■ Task goal:
Look for "Desktop" in every line of the listing. Copy the lines that have it.
-- Entries provided follows --
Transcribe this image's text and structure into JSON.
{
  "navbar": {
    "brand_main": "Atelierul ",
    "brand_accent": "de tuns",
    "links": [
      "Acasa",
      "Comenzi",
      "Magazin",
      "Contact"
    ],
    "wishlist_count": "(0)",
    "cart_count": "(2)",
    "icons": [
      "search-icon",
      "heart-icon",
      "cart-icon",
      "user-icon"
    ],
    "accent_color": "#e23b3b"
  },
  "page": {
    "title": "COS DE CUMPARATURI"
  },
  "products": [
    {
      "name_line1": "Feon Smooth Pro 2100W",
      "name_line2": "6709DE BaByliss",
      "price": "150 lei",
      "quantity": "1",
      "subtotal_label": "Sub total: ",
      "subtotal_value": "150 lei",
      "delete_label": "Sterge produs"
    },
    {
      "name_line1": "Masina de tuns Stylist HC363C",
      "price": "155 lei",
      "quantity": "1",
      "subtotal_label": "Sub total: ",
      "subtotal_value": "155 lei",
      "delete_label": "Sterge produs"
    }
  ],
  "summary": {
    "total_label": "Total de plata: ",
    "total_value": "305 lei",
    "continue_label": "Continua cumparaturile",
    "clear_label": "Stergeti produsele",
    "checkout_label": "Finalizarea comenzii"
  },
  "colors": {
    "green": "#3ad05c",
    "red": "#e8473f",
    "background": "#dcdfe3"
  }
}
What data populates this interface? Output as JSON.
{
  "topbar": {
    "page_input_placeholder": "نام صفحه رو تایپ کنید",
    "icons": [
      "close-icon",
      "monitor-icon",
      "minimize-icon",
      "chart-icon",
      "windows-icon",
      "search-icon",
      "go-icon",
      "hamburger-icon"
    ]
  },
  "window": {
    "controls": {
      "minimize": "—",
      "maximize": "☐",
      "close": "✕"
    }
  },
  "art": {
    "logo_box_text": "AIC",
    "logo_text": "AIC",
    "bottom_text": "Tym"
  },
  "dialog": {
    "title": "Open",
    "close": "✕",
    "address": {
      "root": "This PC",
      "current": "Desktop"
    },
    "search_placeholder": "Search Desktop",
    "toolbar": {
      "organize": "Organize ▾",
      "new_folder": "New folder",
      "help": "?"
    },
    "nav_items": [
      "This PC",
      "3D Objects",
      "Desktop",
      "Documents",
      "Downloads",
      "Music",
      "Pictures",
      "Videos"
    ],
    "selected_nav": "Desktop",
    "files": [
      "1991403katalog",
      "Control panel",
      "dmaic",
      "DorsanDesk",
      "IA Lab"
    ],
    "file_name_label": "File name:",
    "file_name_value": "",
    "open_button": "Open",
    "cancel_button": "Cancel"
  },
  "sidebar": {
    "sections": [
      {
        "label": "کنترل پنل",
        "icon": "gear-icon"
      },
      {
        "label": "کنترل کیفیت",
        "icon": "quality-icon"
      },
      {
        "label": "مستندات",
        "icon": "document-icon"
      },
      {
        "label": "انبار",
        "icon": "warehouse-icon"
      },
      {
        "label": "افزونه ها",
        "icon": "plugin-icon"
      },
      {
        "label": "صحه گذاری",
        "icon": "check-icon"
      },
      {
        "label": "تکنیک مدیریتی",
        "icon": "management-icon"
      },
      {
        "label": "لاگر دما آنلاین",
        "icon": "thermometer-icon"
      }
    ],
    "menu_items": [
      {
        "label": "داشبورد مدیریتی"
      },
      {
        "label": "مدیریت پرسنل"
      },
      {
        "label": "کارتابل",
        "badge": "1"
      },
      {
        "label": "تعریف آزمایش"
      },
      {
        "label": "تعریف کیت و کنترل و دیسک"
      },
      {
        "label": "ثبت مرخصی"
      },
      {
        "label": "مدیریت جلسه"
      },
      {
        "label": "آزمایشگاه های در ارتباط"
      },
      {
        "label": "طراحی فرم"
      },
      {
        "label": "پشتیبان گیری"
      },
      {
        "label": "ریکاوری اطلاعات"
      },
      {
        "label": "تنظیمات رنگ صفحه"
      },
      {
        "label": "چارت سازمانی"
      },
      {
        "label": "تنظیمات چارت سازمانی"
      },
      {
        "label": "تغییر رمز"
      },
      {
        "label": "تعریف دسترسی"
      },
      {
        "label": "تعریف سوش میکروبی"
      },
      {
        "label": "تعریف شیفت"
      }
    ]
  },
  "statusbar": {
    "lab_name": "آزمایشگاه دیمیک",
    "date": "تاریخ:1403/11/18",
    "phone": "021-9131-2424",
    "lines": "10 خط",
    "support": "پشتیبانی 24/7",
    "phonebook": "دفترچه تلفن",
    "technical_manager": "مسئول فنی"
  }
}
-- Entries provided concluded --
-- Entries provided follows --
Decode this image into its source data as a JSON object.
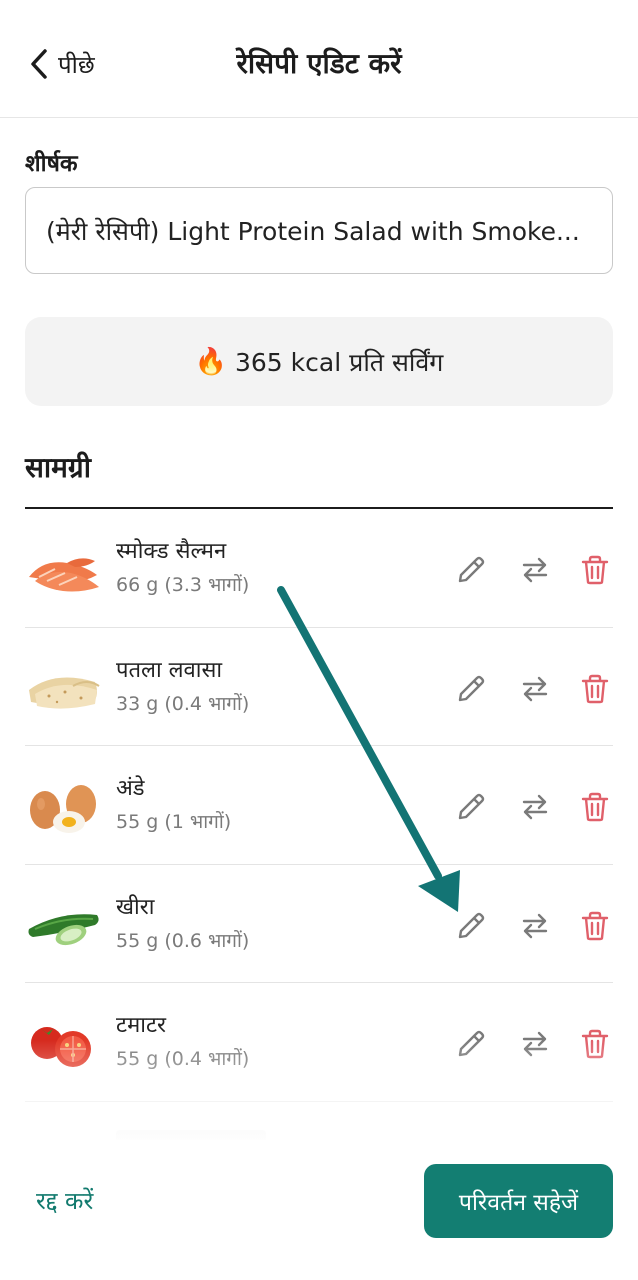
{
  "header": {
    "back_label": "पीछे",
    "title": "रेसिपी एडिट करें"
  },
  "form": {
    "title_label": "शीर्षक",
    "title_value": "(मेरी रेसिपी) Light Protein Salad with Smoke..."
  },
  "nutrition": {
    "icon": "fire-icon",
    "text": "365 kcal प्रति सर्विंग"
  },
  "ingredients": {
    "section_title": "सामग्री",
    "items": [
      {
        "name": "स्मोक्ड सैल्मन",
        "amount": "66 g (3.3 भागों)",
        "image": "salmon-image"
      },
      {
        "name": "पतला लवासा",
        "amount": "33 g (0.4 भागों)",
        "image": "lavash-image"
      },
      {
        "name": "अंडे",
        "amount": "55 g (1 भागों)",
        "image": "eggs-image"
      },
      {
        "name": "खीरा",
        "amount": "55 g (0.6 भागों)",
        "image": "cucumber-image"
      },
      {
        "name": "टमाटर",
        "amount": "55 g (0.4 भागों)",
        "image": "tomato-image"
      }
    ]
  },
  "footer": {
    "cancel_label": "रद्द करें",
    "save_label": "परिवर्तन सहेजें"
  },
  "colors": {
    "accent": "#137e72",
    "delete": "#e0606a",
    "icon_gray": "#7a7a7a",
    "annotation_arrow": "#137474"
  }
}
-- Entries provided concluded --
■ Reply to the exercise:
      "current": "Desktop"
    "search_placeholder": "Search Desktop",
      "Desktop",
    "selected_nav": "Desktop",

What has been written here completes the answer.